Nobody wanted to leave. It was almost 9 a.m. on a crisp Sunday. Thousands of photographs had been snapped and there was no reason to stick around on the start of a glorious spring day. Yet there in the middle of Boylston Street, in the exact spot where there had been so much sadness and anguish almost a year ago to the day, now there were smiles, hugs and selfies. Nobody had to be there. They wanted to be there. Maybe even needed to be there.
The Globe had invited them – survivors, police, firefighters, EMTs, doctors, nurses, runners, political figures, store owners, the Boston Athletic Association, Red Sox and Bruins players – to take time out of their weekend for a picture.

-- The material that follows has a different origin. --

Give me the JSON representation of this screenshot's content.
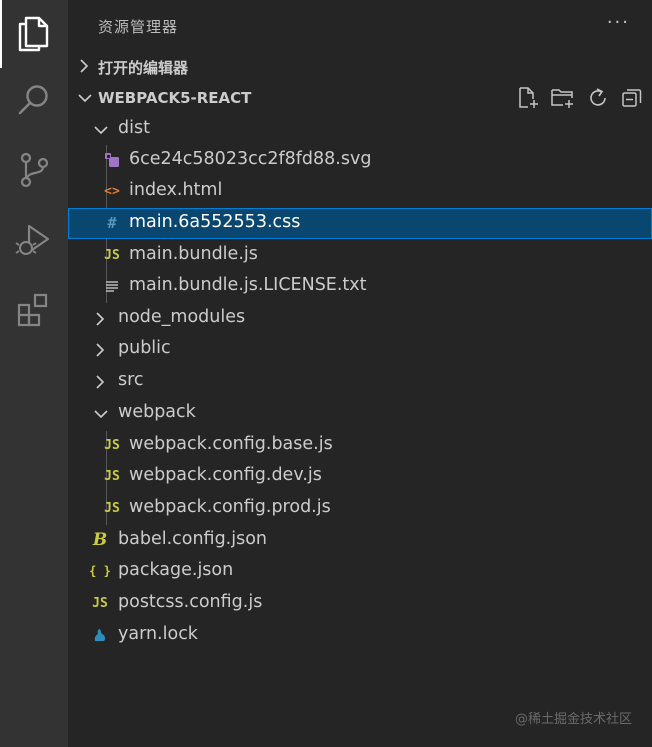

The response was instant and overwhelming: When and where?
At 7:40 a car pulled up and Celeste Corcoran and her daughter Sydney stepped out. Celeste wore a brown leather jacket, and as she moved about easily on her prosthetic legs, her smile was as bright as the day. Then came the others, runners in sweats, doctors and nurses in scrubs, first responders in uniform, until the street overflowed from sidewalk to sidewalk.

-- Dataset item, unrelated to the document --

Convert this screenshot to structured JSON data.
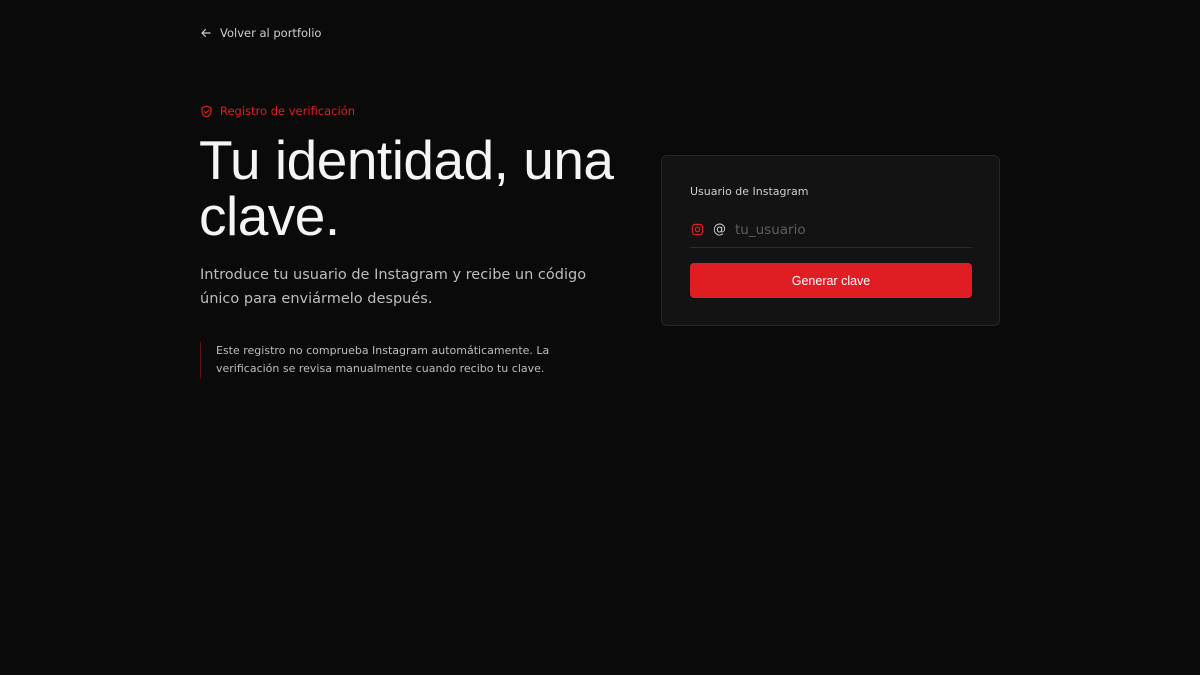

The rising sun peeked out from behind the Boston Public Library a few minutes after 8 a.m., and a voice from a bullhorn began to move people into place. Photographers on ladders and in a cherry picker rose above the crowd. And a man in a blue baseball cap and blue sweater slowly moved along the front row, shaking hands and hugging the most severely injured survivors. “It seems like an odd term to use in the wake of a tragedy,” that man, Governor Deval Patrick, would say later. “But I think there was a very strong shared pride in how we came together.” Final instructions were shouted – look up toward the photographers, hold still, rest a hand on a neighbor’s shoulder. A simple act of solidarity. Nobody is alone.